Back to top anchor
Working paper

New Zealand's Diaspora and Overseas-born Population (WP 04/13)

Issue date: 
Wednesday, 1 September 2004
Status: 
Current
View point: 
Document Date: 
Publication category: 
JEL classification: 
F22 - International Migration
J19 - Demographic Economics: Other

Formats and related files

Based mainly on place-of-birth data from national censuses, this paper provides estimates of the size and structure of New Zealand’s diaspora and overseas-born population, as well as comparisons with selected OECD countries such as Australia.

Abstract

Many New Zealand-born people migrate overseas, creating a diaspora, and many overseas-born people migrate to New Zealand. Both the diaspora and the overseas-born population in New Zealand may facilitate the international exchange of goods and ideas. Much discussion of international linkages has, however, been limited by a lack of data on numbers of people involved. Based mainly on place-of-birth data from national censuses, this paper provides estimates of the size and structure of New Zealand’s diaspora and overseas-born population, as well as comparisons with selected OECD countries such as Australia.
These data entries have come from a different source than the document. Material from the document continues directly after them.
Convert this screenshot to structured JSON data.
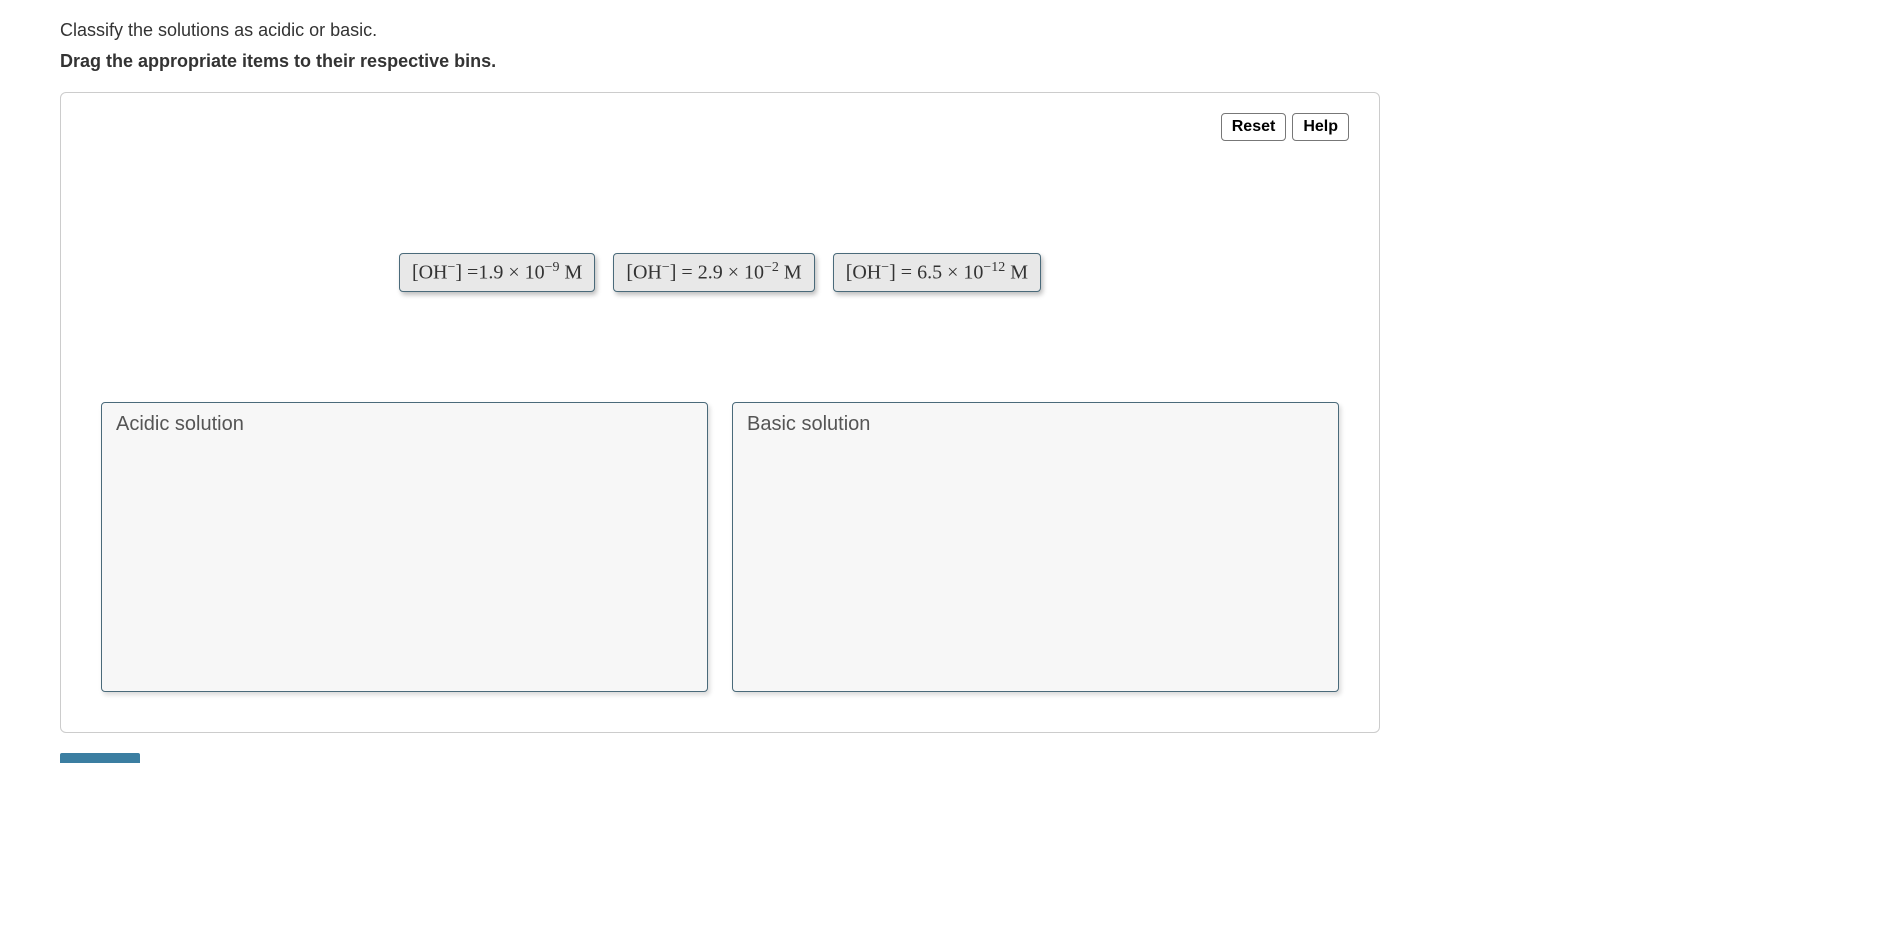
{
  "question": "Classify the solutions as acidic or basic.",
  "instruction": "Drag the appropriate items to their respective bins.",
  "toolbar": {
    "reset": "Reset",
    "help": "Help"
  },
  "items": [
    {
      "prefix": "[OH",
      "sup1": "−",
      "mid1": "] =1.9 × 10",
      "sup2": "−9",
      "suffix": " M"
    },
    {
      "prefix": "[OH",
      "sup1": "−",
      "mid1": "] = 2.9 × 10",
      "sup2": "−2",
      "suffix": " M"
    },
    {
      "prefix": "[OH",
      "sup1": "−",
      "mid1": "] = 6.5 × 10",
      "sup2": "−12",
      "suffix": " M"
    }
  ],
  "bins": {
    "acidic": "Acidic solution",
    "basic": "Basic solution"
  }
}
A tentative conclusion is that the potential contribution of New Zealand’s diaspora may have been overestimated, and the contribution of the overseas-born population underestimated.

Acknowledgements

The authors would like to thank Statistics New Zealand for providing us with their unpublished study of the size of the New Zealand diaspora.  Thank you also to Richard Bedford, Jim Rose, Bob Buckle, participants at a Treasury seminar and to Andrew Binning and Philip Liu for their excellent research assistance.

Disclaimer

The views, opinions, findings, and conclusions or recommendations expressed in this Working Paper are strictly those of the authors.  They do not necessarily reflect the views of the New Zealand Treasury.  The Treasury takes no responsibility for any errors or omissions in, or for the correctness of, the information contained in these working papers.  The paper is presented not as policy, but to inform and stimulate wider debate.

Last updated: 
Tuesday, 23 October 2007